Winter Gardening

After a week of snow and cold, we have had a couple of warm days- up to 40 degrees. That, with a bit of rain, chased the snow cover off of the garden. I took advantage of the break to pick some carrots and leeks, and to mulch in the smaller artichoke plants.

I had put a fairly heavy layer of straw over the leeks in late November. Partly, the purpose was to protect the body of the plants from the wind, but also to insulate the ground so that it wouldn’t freeze as quickly. The leeks are pretty cold hardy, but if the ground freezes very much harvesting becomes a problem. The straw seemed to work pretty well- the ends of the leaves had some withering but the stalks stayed good. Harvesting is a bit messy- the mud is pretty sticky at this point, so you can’t use the “grip-‘n-rip” technique. A shovel pushed under to lever the root mass up loosens the plant, and some good shakes to leave the mud where it belongs, and you have a nice leek to toss in the tub.

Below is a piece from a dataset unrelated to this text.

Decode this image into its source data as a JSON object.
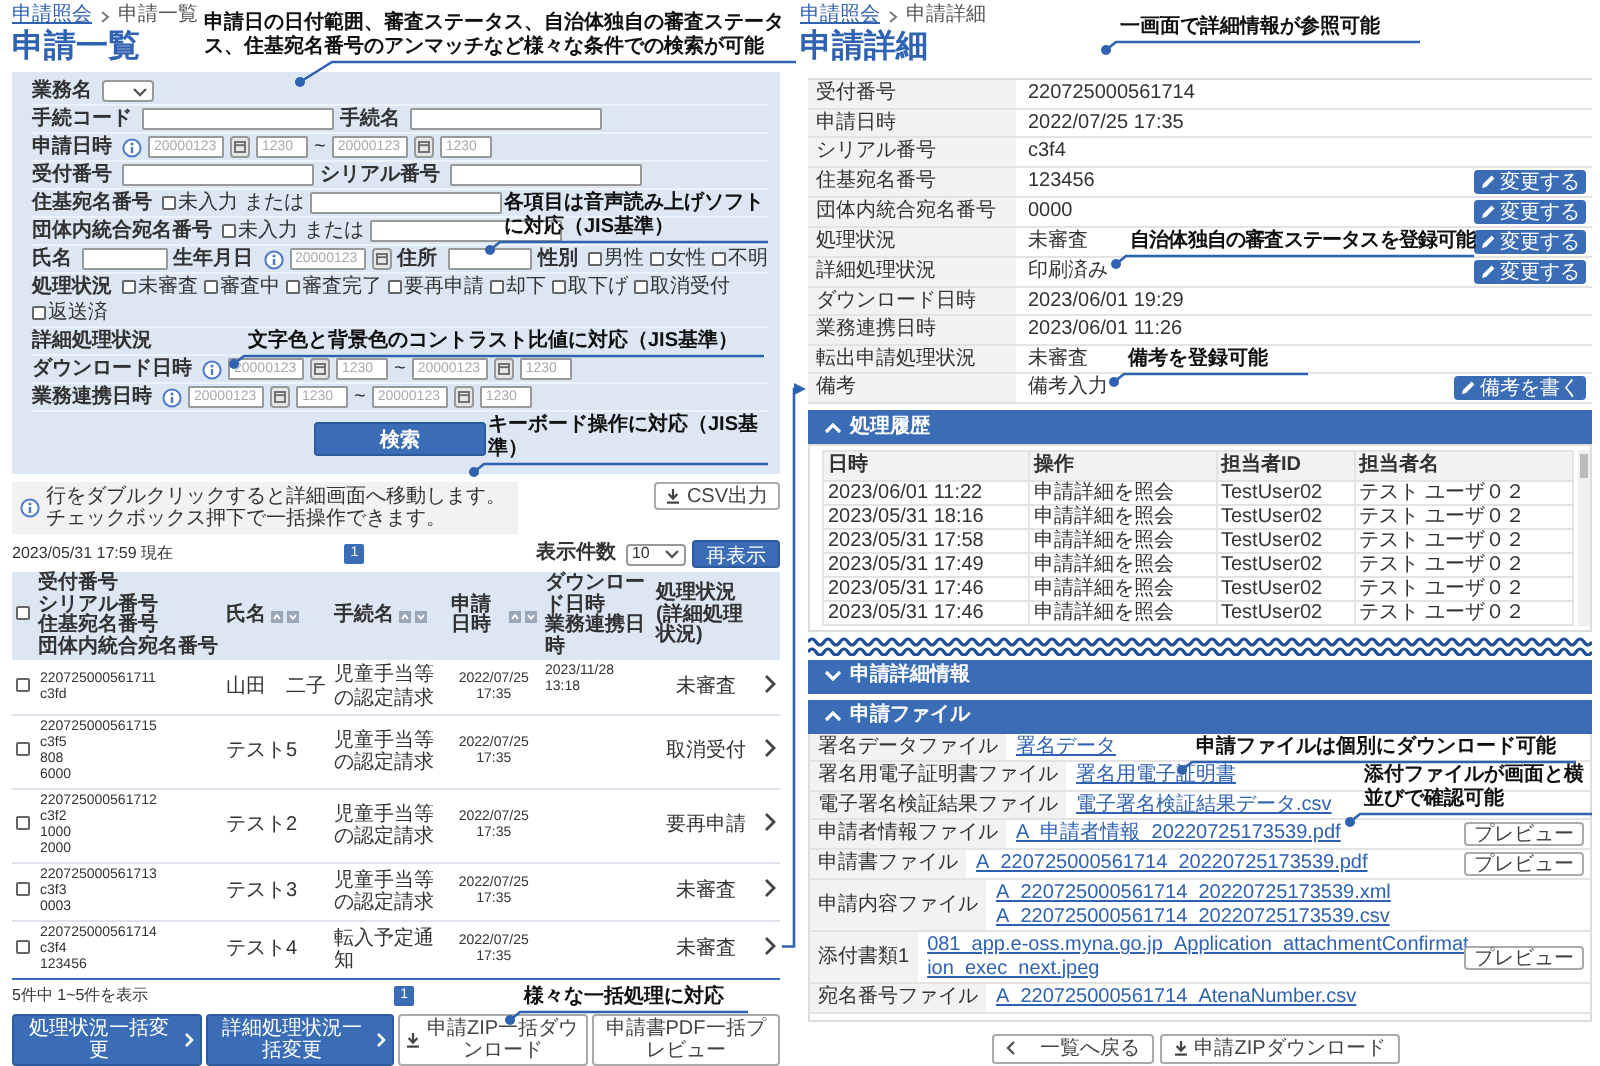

The carrots were mulched with straw also, but they are not so obvious because their foliage has been withered by the cold. The carrots don’t need the nourishment from the leaves, so they are in long term storage until I pick them. Again, freezing ground makes it tough to retrieve them, so I will need to get them out before we get much further into winter. Also, voles and field mice like the cover of the straw, and they think the carrots are the ultimate jackpot. The Chantenay carrots that I planted in June are huge, and the tops grew out of the ground. I back filled a bit when I mulched, but the critters have been gnawing on a few roots.

Here is the haul from the brief foray into the garden. The snow started up again, so I gathered enough leeks for a start on a pot of soup, and some carrots for including in the next week’s cooking. The big carrots were planted in the spring and have gotten pretty good sized. The Chantenay variety keeps a good flavor and texture, even when they get up to 1 1/2 pounds or so. The small carrots are of the Purple Haze variety, planted in August. Once the produce dries in the tote, I will loosely wrap everything, mud and all. Cleaning now is more likely to cause injury and potential for rot, so it is easier to clean prior to use.

The final task was to mulch in the artichoke plants. We were surprised at how invigorated the ‘chokes were with the cold weather. We collected the last buds at the end of November, after a couple of sharp freezes. The artichokes are not hardy in our climate, but I decided that I would protect the plants that had not produced; a kind of Hail Mary attempt. If I put a very heavy mulch and we get a good blanket of snow, and we have a fairly mild winter…maybe we will get lucky!

Posted on 19 December 2009, 23:38 by Burney Baron